►
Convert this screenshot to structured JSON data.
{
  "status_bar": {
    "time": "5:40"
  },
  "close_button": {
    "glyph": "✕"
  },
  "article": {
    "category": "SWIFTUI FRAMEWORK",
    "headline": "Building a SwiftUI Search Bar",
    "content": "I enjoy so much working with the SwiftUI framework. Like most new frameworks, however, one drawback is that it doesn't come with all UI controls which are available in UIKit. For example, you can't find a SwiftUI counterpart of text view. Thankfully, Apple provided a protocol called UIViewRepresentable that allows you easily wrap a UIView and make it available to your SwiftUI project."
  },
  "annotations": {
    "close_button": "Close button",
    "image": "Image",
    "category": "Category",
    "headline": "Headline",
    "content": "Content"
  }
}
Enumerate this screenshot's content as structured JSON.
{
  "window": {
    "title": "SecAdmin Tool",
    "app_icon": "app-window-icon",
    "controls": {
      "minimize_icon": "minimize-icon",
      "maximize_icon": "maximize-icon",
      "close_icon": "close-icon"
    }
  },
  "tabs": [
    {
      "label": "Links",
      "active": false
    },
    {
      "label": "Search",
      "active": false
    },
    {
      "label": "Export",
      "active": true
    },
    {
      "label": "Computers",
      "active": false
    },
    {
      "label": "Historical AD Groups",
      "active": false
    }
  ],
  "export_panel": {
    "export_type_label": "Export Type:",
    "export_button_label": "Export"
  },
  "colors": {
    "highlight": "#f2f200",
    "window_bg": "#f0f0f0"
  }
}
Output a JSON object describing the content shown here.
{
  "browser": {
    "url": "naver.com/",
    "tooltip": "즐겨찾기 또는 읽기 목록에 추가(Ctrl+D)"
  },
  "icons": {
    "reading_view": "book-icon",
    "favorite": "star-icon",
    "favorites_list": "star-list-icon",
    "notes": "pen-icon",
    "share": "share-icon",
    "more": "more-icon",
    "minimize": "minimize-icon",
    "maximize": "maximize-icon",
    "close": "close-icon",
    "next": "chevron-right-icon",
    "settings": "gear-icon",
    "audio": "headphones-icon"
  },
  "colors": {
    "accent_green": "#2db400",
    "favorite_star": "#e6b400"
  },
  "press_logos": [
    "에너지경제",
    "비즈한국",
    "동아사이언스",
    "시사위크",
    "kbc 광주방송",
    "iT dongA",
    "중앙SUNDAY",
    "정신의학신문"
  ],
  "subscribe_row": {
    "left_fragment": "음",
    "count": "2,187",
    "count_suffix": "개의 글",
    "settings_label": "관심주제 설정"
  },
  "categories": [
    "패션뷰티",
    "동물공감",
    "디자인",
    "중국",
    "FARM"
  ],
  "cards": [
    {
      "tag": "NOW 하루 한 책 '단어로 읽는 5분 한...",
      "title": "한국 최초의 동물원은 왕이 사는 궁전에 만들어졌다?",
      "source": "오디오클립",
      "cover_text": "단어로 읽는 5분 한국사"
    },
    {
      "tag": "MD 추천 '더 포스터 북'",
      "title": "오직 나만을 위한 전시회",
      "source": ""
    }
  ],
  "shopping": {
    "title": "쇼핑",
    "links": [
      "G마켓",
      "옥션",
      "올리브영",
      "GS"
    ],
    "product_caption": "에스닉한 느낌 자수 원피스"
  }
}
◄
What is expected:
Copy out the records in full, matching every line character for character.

Solution to the problem:
Convert this screenshot to structured JSON data.
{
  "status_bar": {
    "time": "5:40"
  },
  "close_button": {
    "glyph": "✕"
  },
  "article": {
    "category": "SWIFTUI FRAMEWORK",
    "headline": "Building a SwiftUI Search Bar",
    "content": "I enjoy so much working with the SwiftUI framework. Like most new frameworks, however, one drawback is that it doesn't come with all UI controls which are available in UIKit. For example, you can't find a SwiftUI counterpart of text view. Thankfully, Apple provided a protocol called UIViewRepresentable that allows you easily wrap a UIView and make it available to your SwiftUI project."
  },
  "annotations": {
    "close_button": "Close button",
    "image": "Image",
    "category": "Category",
    "headline": "Headline",
    "content": "Content"
  }
}
Enumerate this screenshot's content as structured JSON.
{
  "window": {
    "title": "SecAdmin Tool",
    "app_icon": "app-window-icon",
    "controls": {
      "minimize_icon": "minimize-icon",
      "maximize_icon": "maximize-icon",
      "close_icon": "close-icon"
    }
  },
  "tabs": [
    {
      "label": "Links",
      "active": false
    },
    {
      "label": "Search",
      "active": false
    },
    {
      "label": "Export",
      "active": true
    },
    {
      "label": "Computers",
      "active": false
    },
    {
      "label": "Historical AD Groups",
      "active": false
    }
  ],
  "export_panel": {
    "export_type_label": "Export Type:",
    "export_button_label": "Export"
  },
  "colors": {
    "highlight": "#f2f200",
    "window_bg": "#f0f0f0"
  }
}
Output a JSON object describing the content shown here.
{
  "browser": {
    "url": "naver.com/",
    "tooltip": "즐겨찾기 또는 읽기 목록에 추가(Ctrl+D)"
  },
  "icons": {
    "reading_view": "book-icon",
    "favorite": "star-icon",
    "favorites_list": "star-list-icon",
    "notes": "pen-icon",
    "share": "share-icon",
    "more": "more-icon",
    "minimize": "minimize-icon",
    "maximize": "maximize-icon",
    "close": "close-icon",
    "next": "chevron-right-icon",
    "settings": "gear-icon",
    "audio": "headphones-icon"
  },
  "colors": {
    "accent_green": "#2db400",
    "favorite_star": "#e6b400"
  },
  "press_logos": [
    "에너지경제",
    "비즈한국",
    "동아사이언스",
    "시사위크",
    "kbc 광주방송",
    "iT dongA",
    "중앙SUNDAY",
    "정신의학신문"
  ],
  "subscribe_row": {
    "left_fragment": "음",
    "count": "2,187",
    "count_suffix": "개의 글",
    "settings_label": "관심주제 설정"
  },
  "categories": [
    "패션뷰티",
    "동물공감",
    "디자인",
    "중국",
    "FARM"
  ],
  "cards": [
    {
      "tag": "NOW 하루 한 책 '단어로 읽는 5분 한...",
      "title": "한국 최초의 동물원은 왕이 사는 궁전에 만들어졌다?",
      "source": "오디오클립",
      "cover_text": "단어로 읽는 5분 한국사"
    },
    {
      "tag": "MD 추천 '더 포스터 북'",
      "title": "오직 나만을 위한 전시회",
      "source": ""
    }
  ],
  "shopping": {
    "title": "쇼핑",
    "links": [
      "G마켓",
      "옥션",
      "올리브영",
      "GS"
    ],
    "product_caption": "에스닉한 느낌 자수 원피스"
  }
}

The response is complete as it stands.